Ver online : William J. Richardson

[1For the purists, “working” will seem an unhappy translation of bauen, which usually warrants “building,” “constructing,” or “cultivating,” whereas “working” usually translates arbeiten.
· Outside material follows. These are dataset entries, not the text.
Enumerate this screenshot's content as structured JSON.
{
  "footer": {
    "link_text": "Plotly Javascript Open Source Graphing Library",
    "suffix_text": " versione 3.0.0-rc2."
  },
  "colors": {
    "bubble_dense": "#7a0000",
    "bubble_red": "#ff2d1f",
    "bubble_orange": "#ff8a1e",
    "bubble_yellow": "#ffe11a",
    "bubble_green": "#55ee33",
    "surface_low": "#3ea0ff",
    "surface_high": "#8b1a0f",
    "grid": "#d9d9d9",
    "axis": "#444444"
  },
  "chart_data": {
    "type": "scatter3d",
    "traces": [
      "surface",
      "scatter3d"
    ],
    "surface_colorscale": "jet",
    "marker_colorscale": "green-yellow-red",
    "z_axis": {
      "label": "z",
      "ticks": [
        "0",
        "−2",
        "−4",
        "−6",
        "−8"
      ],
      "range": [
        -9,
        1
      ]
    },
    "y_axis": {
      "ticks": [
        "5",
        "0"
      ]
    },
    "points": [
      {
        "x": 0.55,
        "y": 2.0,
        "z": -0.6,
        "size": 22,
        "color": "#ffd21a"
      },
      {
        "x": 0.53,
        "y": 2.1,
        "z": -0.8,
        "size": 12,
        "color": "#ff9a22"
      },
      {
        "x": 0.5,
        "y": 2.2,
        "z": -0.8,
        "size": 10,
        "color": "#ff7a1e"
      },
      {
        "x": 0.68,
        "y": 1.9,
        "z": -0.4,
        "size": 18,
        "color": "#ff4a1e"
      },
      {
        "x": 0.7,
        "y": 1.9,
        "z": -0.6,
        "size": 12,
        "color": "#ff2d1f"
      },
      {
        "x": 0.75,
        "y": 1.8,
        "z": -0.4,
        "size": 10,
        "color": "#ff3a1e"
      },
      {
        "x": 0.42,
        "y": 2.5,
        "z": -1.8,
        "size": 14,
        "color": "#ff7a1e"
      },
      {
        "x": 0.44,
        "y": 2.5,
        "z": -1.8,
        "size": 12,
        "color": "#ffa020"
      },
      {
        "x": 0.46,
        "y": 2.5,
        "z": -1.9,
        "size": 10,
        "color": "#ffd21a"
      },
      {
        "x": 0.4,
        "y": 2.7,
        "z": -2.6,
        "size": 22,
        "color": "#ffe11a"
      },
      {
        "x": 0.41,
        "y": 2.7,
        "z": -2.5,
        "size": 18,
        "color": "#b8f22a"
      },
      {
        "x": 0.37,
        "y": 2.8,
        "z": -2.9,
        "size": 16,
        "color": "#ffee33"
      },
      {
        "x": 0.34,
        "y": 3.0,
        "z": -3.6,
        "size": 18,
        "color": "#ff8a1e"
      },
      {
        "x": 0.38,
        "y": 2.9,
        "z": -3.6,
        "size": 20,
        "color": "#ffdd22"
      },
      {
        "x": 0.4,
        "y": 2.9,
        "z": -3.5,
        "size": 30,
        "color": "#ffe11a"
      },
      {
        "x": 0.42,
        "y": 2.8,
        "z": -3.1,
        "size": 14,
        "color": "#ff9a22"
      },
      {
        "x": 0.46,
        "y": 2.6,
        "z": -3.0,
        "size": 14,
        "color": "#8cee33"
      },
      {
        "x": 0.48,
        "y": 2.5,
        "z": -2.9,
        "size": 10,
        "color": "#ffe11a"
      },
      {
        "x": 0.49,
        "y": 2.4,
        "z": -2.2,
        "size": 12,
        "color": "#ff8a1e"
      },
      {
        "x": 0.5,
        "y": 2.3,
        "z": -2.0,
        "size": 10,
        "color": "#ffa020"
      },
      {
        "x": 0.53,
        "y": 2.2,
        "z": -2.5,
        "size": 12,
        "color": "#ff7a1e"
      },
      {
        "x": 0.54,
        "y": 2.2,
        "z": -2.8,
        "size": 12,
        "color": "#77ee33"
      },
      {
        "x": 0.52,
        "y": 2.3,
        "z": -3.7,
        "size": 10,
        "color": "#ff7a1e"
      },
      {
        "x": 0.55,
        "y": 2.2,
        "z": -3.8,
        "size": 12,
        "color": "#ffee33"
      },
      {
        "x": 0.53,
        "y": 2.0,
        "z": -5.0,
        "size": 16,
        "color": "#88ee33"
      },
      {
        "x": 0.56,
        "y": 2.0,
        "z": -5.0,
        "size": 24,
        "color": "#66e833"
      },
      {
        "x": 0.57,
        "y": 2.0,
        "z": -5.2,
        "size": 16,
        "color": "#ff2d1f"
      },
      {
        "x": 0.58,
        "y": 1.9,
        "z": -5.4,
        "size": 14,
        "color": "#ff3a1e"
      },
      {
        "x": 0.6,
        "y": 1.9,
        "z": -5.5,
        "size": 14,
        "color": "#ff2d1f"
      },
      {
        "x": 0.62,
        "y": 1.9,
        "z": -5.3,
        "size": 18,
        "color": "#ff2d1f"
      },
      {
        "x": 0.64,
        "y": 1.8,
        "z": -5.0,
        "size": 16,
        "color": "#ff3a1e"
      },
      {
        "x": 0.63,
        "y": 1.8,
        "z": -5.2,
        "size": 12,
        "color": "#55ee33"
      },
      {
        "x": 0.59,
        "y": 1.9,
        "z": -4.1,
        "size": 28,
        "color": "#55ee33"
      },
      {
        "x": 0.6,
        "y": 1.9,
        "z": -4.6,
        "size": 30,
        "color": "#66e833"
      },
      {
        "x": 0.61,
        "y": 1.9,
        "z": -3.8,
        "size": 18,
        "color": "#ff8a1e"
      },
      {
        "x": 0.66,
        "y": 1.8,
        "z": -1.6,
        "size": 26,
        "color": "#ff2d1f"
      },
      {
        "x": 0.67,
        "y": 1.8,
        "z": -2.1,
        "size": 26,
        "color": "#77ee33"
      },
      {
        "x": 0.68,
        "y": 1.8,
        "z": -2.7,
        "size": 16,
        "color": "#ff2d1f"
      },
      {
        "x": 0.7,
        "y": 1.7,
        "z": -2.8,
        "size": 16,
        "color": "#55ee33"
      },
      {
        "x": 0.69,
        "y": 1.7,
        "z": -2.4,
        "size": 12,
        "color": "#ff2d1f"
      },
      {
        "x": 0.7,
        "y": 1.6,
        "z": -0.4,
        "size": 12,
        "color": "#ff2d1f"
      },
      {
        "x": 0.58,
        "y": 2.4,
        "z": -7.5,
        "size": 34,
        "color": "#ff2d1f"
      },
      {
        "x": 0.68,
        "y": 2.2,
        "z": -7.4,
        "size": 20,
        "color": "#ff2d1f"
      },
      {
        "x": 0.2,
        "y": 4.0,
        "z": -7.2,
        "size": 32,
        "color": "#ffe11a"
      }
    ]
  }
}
We find “working,” however, more flexible, and at the moment this flexibility is necessary.

[2VA, pp. 147 (colere, aedificare), 152 (hegen, pflegen).

[3“Die Brücke versammelt auf ihre Weise Erde und Himmel, die Göttlichen und die Sterblichen bei sich.” (VA, p. 153). Heidegger’s italics.

[4VA, p. 155 (Stätte, Ort, Raum). We must forego the further analyses by which Heidegger explains the origin of distance (Abstand, Zwischenraum), extension and “absolute” space (“der” Raum). See VA, pp. 155-156. Cf. SZ, pp. 104-113.

[5VA, p. 160 (τέχνη).

[6“… Das Wohnen ist, insofern es das Geviert in die Dinge verwahrt, als dieses Verwahren ein Bauen….” (VA, p. 152). Heidegger’s italics.

[7By reason of this ontological nearness to things, There-being can be far closer to things that are ontically distant (v.g. the old bridge at Heidelberg) than those who daily travel it, if they remain in in authenticity, unaware of their ontological prerogative (VA, pp. 157-158).

[8VA, pp. 159-160 (Zuspruch entsprochen), 162 (wohnen erst lernen). We take all of Heidegger’s references to the “ordinary” way of doing or understanding things as a continual repudiation of everydayness, therefore of inauthenticity. V.g. VA, pp. 145-146, 147-148, 160, 192, 198, etc.